Housing crisis

Greater Toronto needs better forecasts to solve the housing crisis

In the early to mid-2000s, Ontario decided to actively manage growth and development in the Greater Toronto and Hamilton Areas, as well as surrounding municipalities, for environmental, social and economic reasons.

This decision came to life in the form of the Growth Plan for the Greater Golden Horseshoe, 2006, and subsequent growth plans, which determine the number of dwellings built, their location and their density. These plans are informed by population, migration, and housing completion forecasts that attempt to project exactly how much housing will be needed in the future. Since these forecasts are fundamental to determining future housing needs in our region, it is important to ask whether they are as accurate and reliable as possible.

If population projections are too high, municipalities build too much or invest too soon in infrastructure to support growth that does not materialize or that occurs much later. This can put a strain on municipal finances, as they invest before the development charge revenues they will receive once the development is completed. This situation is not ideal but may be preferable to the alternative. When the population forecast is too low or the housing completion forecast is too high, there is not enough housing projected for population growth and we get a shortage of housing supply, resulting in the type price escalation and affordability issues we are currently experiencing in the GTA. .

In order to understand the factors that led to this forecast failure and a key reason for the housing supply and affordability crisis in our region, BILD asked the Institute for Smart Prosperity to examine population, migration and housing completion forecasts used to plan housing in the GTA.

The Smart Prosperity report, funded by BILD and released on January 25, found that over the past seven years, forecasts have underestimated population growth and overestimated housing completions. This means that municipalities plan for growth using inaccurate assumptions and, predictably, end up with a shortage of needed infrastructure as well as a lack of housing to support new residents.

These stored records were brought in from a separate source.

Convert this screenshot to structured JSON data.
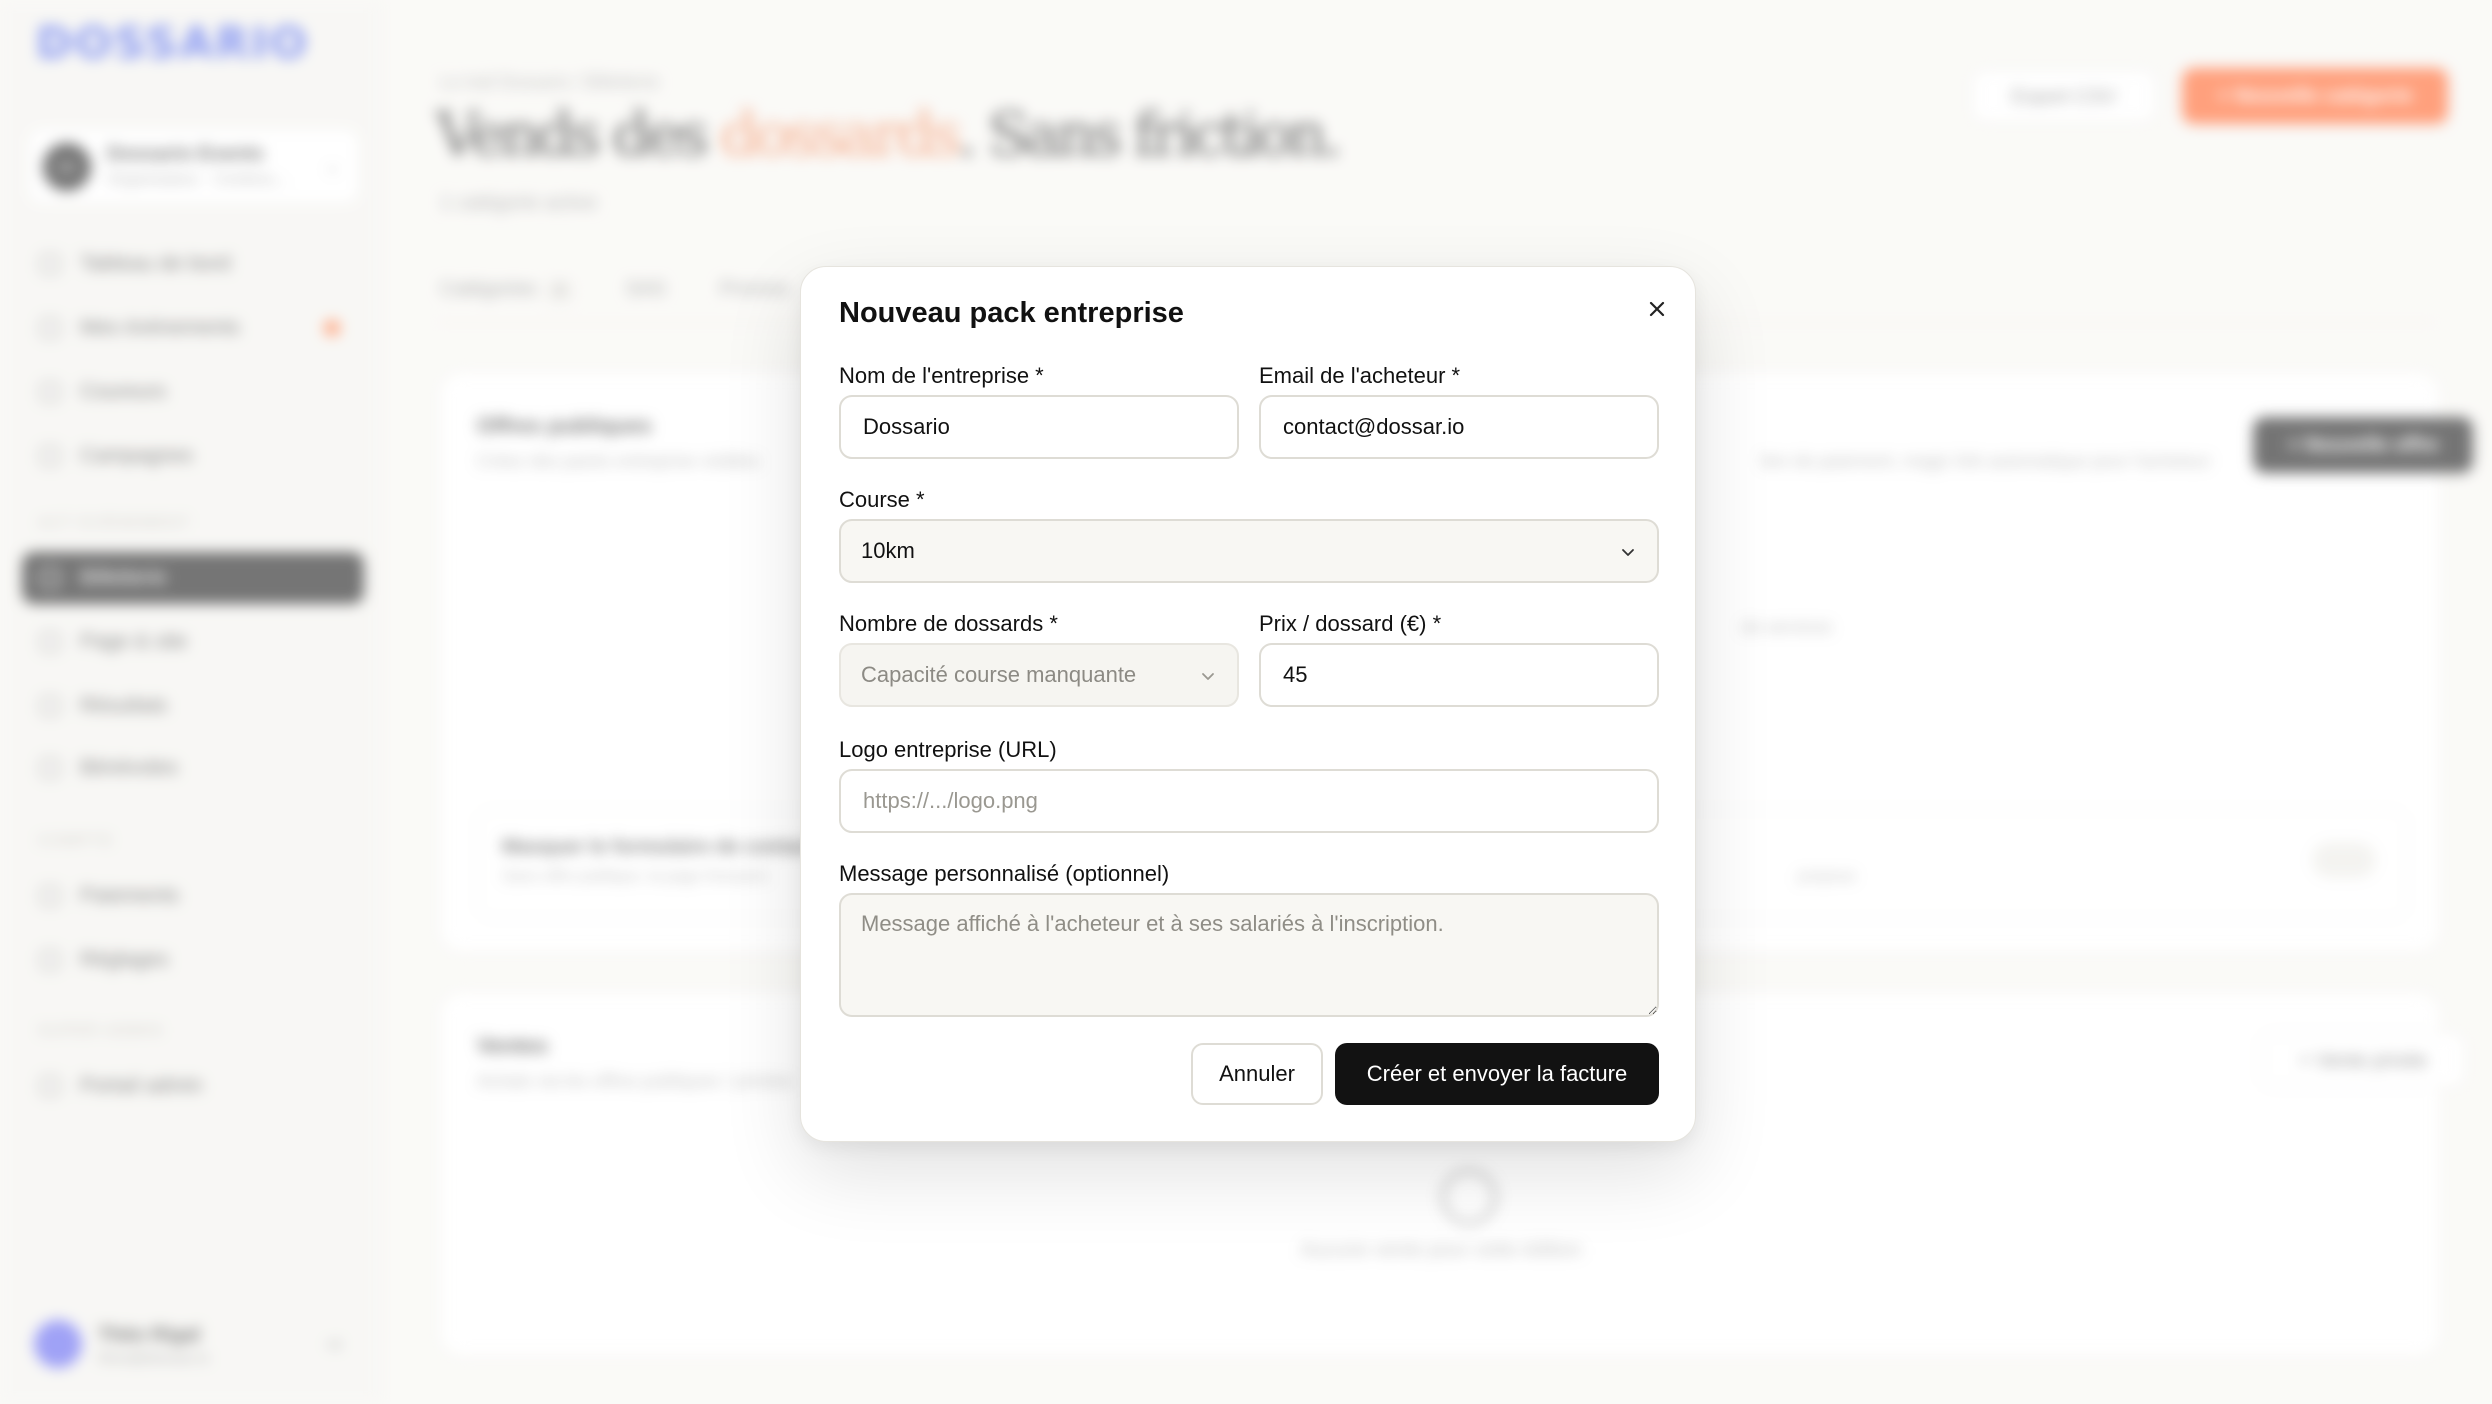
{
  "background": {
    "logo_text": "DOSSARIO",
    "org": {
      "initials": "DE",
      "name": "Dossario Events",
      "subtitle": "Organisateur · Contenu..."
    },
    "nav": [
      {
        "label": "Tableau de bord"
      },
      {
        "label": "Mes événements",
        "badge": true
      },
      {
        "label": "Coureurs"
      },
      {
        "label": "Campagnes"
      }
    ],
    "section_event": "ACT EVÉNEMENT",
    "nav_event": [
      {
        "label": "Billetterie",
        "active": true
      },
      {
        "label": "Page & site"
      },
      {
        "label": "Résultats"
      },
      {
        "label": "Bénévoles"
      }
    ],
    "section_account": "COMPTE",
    "nav_account": [
      {
        "label": "Paiements"
      },
      {
        "label": "Réglages"
      }
    ],
    "section_admin": "SUPER ADMIN",
    "nav_admin": [
      {
        "label": "Portail admin"
      }
    ],
    "user": {
      "name": "Théo Rigal",
      "email": "theo@dossar.io"
    },
    "breadcrumb": "Le trail Dossario / Billetterie",
    "hero_before": "Vends des ",
    "hero_accent": "dossards",
    "hero_after": ". Sans friction.",
    "hero_sub": "1 catégorie active",
    "export_label": "Export CSV",
    "new_category_label": "+ Nouvelle catégorie",
    "tabs": [
      {
        "label": "Catégories",
        "count": "3"
      },
      {
        "label": "SAS"
      },
      {
        "label": "Promos"
      }
    ],
    "offers_card": {
      "title": "Offres publiques",
      "subtitle": "Créez des packs entreprise visibles",
      "subtitle_right": "lien de paiement, magic link automatique pour l'acheteur",
      "middle_text": "de services",
      "button": "+ Nouvelle offre",
      "toggle_title": "Masquer le formulaire de contact",
      "toggle_sub": "Sans offre publique, la page Dossario",
      "toggle_sub_right": "propose"
    },
    "sales_card": {
      "title": "Ventes",
      "subtitle": "Achats via les offres publiques / privées",
      "button": "+ Vente privée",
      "empty": "Aucune vente pour cette édition"
    }
  },
  "modal": {
    "title": "Nouveau pack entreprise",
    "company_label": "Nom de l'entreprise *",
    "company_value": "Dossario",
    "email_label": "Email de l'acheteur *",
    "email_value": "contact@dossar.io",
    "course_label": "Course *",
    "course_value": "10km",
    "count_label": "Nombre de dossards *",
    "count_value": "Capacité course manquante",
    "price_label": "Prix / dossard (€) *",
    "price_value": "45",
    "logo_label": "Logo entreprise (URL)",
    "logo_placeholder": "https://.../logo.png",
    "message_label": "Message personnalisé (optionnel)",
    "message_placeholder": "Message affiché à l'acheteur et à ses salariés à l'inscription.",
    "cancel_label": "Annuler",
    "submit_label": "Créer et envoyer la facture"
  }
}
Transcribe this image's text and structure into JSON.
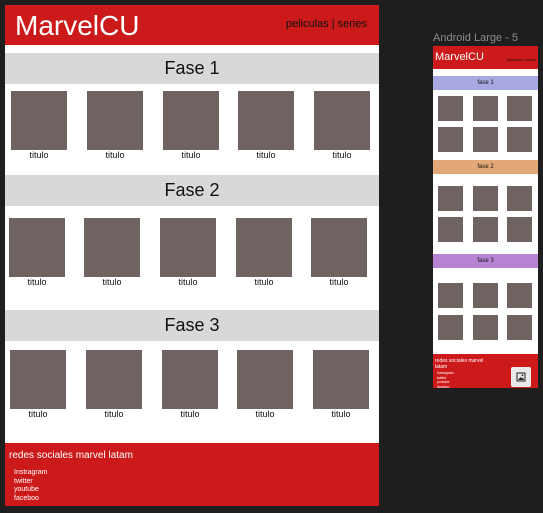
{
  "desktop": {
    "brand": "MarvelCU",
    "nav": "peliculas | series",
    "sections": [
      {
        "title": "Fase 1",
        "items": [
          "titulo",
          "titulo",
          "titulo",
          "titulo",
          "titulo"
        ]
      },
      {
        "title": "Fase 2",
        "items": [
          "titulo",
          "titulo",
          "titulo",
          "titulo",
          "titulo"
        ]
      },
      {
        "title": "Fase 3",
        "items": [
          "titulo",
          "titulo",
          "titulo",
          "titulo",
          "titulo"
        ]
      }
    ],
    "footer": {
      "title": "redes sociales marvel latam",
      "links": [
        "Instragram",
        "twitter",
        "youtube",
        "faceboo"
      ]
    }
  },
  "mobile": {
    "frame_label": "Android Large - 5",
    "brand": "MarvelCU",
    "nav": "peliculas | series",
    "sections": [
      {
        "title": "fase 1",
        "color": "#a8a8e2"
      },
      {
        "title": "fase 2",
        "color": "#e3a878"
      },
      {
        "title": "fase 3",
        "color": "#b983d4"
      }
    ],
    "footer": {
      "title": "redes sociales marvel latam",
      "links": [
        "Instragram",
        "twitter",
        "youtube",
        "faceboo"
      ],
      "image_icon": "image-icon"
    }
  },
  "colors": {
    "header": "#cc1a1a",
    "tile": "#6f6361",
    "band": "#d8d8d8",
    "canvas": "#1e1e1e"
  }
}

Combine that with our area’s lengthy building approval processes and significant government fees, taxes and charges on new homes, and it’s no wonder so many GTA residents struggle to find the options of housing they need at affordable prices.

So what are the solutions to make forecasts more accurate?

Obviously, one needs to look at how and how often we forecast housing demand. Some solutions that could be implemented relatively easily are to have a common and agreed data set, to update this data regularly, and to revise forecasts in the event of major policy changes, particularly around immigration targets. . We should also build contingencies into planning models to account for variations over time.

The root causes of the GTA’s housing supply and affordability issues are complex. Understanding that inaccurate forecasts of population and housing completion are part of the problem, we must seek solutions that will allow us to better plan for the future of our region.

David Wilkes is President and CEO of the Building Industry and Land Development Association (BILD) and a Star contributor. Follow him on Twitter: @bildgta

JOIN THE CONVERSATION

Conversations are opinions of our readers and are subject to the Code of Conduct. The Star does not share these opinions.